● **EXERCISE REQUIREMENTS**: Across the records, find how many lines include the string "khoản" and answer with only the figure.

(Items from an interface collection)
((

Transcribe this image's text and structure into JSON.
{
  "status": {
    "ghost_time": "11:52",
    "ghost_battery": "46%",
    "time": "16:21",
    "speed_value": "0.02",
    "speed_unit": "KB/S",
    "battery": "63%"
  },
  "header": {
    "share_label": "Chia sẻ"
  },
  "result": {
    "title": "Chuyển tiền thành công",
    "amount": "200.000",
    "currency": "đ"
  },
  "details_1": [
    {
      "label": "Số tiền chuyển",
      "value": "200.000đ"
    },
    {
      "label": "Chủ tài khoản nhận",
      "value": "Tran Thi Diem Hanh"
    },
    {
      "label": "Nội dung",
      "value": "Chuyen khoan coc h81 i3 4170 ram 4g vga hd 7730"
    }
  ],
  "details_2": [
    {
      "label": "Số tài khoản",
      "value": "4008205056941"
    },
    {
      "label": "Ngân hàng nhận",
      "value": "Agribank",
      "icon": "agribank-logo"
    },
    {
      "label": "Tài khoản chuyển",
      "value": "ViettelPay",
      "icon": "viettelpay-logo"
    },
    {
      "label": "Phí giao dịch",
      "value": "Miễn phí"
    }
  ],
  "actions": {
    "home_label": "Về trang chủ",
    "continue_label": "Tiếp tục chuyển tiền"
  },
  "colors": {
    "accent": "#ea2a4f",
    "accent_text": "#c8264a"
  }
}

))

● **OUTPUT FOR THIS EXERCISE**: 3